▶ **REQUIREMENT**: Wherever the word "Classical" turns up in a line of the entries, copy that line.

(GIVEN DATA)

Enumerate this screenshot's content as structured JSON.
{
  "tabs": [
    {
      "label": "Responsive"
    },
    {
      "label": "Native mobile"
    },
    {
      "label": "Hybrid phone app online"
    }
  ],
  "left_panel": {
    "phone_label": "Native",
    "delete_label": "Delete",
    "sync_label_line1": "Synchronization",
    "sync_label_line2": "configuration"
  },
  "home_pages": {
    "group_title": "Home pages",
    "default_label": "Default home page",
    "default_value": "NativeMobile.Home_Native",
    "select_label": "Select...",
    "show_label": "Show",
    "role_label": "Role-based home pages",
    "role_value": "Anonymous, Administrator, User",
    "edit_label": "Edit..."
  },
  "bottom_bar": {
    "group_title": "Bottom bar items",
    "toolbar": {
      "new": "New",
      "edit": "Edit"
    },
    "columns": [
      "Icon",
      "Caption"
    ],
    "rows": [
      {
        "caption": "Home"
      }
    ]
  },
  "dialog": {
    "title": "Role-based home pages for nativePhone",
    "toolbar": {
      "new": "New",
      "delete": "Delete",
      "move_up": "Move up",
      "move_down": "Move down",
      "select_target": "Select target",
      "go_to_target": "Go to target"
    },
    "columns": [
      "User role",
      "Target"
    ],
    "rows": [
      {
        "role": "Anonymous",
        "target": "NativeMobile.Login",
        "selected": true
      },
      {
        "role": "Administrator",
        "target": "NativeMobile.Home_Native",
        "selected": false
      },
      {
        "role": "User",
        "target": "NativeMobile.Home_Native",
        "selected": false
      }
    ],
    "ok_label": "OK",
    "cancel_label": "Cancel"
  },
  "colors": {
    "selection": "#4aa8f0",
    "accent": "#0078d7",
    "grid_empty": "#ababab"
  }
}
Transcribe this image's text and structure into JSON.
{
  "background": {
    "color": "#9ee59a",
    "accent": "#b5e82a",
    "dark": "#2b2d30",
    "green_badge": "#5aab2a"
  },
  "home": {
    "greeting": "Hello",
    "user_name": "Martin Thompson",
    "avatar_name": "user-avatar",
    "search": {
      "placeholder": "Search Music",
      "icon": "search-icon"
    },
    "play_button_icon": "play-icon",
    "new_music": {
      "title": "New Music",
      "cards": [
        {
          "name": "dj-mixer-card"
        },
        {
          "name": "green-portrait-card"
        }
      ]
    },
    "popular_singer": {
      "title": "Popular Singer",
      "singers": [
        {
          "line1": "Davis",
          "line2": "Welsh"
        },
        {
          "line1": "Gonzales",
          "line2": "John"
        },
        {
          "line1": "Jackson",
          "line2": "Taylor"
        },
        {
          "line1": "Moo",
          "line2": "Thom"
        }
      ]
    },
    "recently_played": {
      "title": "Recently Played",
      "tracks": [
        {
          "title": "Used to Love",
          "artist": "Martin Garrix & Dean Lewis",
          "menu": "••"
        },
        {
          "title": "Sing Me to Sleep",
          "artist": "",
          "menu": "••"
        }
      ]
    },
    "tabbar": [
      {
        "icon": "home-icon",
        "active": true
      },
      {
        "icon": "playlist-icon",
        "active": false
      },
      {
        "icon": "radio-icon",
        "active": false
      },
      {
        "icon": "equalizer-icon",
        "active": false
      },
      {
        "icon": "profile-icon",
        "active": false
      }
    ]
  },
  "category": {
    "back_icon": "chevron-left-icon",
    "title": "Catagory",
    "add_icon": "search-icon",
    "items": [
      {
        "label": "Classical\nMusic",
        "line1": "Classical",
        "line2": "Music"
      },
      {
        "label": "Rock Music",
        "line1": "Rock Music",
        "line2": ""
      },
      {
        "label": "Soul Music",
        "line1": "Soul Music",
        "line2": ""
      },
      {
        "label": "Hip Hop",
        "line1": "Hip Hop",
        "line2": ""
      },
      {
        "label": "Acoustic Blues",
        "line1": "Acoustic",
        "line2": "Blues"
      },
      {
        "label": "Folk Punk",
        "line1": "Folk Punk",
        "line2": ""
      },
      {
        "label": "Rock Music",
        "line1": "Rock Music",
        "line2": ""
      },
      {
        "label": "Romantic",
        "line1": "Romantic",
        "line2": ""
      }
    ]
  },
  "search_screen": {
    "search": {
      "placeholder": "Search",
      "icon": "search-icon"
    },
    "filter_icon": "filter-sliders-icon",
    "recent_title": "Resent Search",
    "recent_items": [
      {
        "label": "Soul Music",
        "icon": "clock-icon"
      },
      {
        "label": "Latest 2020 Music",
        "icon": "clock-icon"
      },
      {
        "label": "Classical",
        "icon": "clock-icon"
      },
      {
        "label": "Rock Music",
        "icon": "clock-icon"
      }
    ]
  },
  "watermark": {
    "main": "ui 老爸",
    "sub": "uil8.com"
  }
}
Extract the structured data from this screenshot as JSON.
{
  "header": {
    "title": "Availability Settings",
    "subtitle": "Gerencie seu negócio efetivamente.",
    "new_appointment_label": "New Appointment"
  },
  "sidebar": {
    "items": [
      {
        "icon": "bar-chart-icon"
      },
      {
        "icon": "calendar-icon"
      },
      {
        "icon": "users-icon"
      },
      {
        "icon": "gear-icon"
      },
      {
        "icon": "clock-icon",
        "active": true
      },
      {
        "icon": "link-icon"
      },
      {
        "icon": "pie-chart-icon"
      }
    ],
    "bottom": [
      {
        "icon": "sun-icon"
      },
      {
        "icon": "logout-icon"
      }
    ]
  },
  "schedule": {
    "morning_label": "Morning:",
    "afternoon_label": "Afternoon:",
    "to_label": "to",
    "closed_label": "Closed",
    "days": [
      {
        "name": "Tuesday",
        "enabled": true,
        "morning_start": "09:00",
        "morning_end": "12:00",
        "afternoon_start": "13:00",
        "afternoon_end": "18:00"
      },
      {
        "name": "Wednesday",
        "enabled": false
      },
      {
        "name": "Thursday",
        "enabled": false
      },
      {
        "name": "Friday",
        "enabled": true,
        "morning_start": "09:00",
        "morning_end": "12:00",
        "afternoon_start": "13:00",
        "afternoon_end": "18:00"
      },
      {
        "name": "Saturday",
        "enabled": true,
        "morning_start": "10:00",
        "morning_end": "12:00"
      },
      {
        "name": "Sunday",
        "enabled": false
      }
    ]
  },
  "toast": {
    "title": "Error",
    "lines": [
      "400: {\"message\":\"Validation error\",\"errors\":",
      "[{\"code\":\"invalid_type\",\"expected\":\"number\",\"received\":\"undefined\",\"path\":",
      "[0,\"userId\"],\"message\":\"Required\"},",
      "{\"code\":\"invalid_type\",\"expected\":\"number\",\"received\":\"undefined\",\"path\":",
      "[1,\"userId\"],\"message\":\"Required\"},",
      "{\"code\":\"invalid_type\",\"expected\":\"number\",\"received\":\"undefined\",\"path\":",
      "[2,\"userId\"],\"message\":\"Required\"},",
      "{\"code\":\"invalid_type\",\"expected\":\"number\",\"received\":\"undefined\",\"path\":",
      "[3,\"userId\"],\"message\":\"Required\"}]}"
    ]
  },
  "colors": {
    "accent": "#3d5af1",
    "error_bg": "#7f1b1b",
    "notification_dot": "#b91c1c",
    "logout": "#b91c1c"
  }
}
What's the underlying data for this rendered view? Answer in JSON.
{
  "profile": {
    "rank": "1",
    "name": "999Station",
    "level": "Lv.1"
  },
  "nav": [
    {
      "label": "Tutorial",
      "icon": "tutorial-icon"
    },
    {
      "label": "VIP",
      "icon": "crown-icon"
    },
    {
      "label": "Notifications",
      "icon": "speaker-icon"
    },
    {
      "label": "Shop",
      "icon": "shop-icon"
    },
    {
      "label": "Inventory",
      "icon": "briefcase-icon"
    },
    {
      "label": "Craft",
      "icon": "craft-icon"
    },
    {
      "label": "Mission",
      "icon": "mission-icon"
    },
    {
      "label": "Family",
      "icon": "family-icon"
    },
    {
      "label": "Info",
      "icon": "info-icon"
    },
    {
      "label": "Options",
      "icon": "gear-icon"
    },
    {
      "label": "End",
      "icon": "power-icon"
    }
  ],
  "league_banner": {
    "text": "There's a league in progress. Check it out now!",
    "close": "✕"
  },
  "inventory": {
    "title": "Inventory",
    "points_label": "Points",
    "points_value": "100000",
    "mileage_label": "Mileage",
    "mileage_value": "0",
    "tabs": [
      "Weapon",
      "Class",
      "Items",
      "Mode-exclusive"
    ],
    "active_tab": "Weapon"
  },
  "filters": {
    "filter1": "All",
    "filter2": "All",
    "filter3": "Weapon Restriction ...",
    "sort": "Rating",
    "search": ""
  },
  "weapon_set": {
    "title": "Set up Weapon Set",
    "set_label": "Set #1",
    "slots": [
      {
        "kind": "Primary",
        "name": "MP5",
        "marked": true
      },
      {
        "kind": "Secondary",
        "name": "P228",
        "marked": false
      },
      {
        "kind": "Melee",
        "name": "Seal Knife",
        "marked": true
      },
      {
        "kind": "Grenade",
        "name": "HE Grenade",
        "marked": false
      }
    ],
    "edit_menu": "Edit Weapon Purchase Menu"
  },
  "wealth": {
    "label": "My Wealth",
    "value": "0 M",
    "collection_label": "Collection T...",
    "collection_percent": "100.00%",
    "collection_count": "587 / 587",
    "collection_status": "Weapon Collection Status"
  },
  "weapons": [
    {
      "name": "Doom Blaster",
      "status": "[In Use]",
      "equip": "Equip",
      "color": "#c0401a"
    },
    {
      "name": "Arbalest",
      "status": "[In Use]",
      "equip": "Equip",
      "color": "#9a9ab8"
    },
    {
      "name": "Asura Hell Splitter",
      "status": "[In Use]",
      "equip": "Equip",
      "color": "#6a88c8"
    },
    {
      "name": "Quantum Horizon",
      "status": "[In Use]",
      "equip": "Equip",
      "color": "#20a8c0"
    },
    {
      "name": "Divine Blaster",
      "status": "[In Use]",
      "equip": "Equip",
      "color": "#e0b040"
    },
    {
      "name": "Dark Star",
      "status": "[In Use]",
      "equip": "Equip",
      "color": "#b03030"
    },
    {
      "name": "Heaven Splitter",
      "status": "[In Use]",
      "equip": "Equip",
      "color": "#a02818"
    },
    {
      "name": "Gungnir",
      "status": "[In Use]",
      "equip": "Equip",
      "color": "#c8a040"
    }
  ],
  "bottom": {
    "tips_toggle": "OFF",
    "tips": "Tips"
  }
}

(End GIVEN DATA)

▶ **ANSWER**:
        "label": "Classical\nMusic",
        "line1": "Classical",
        "label": "Classical",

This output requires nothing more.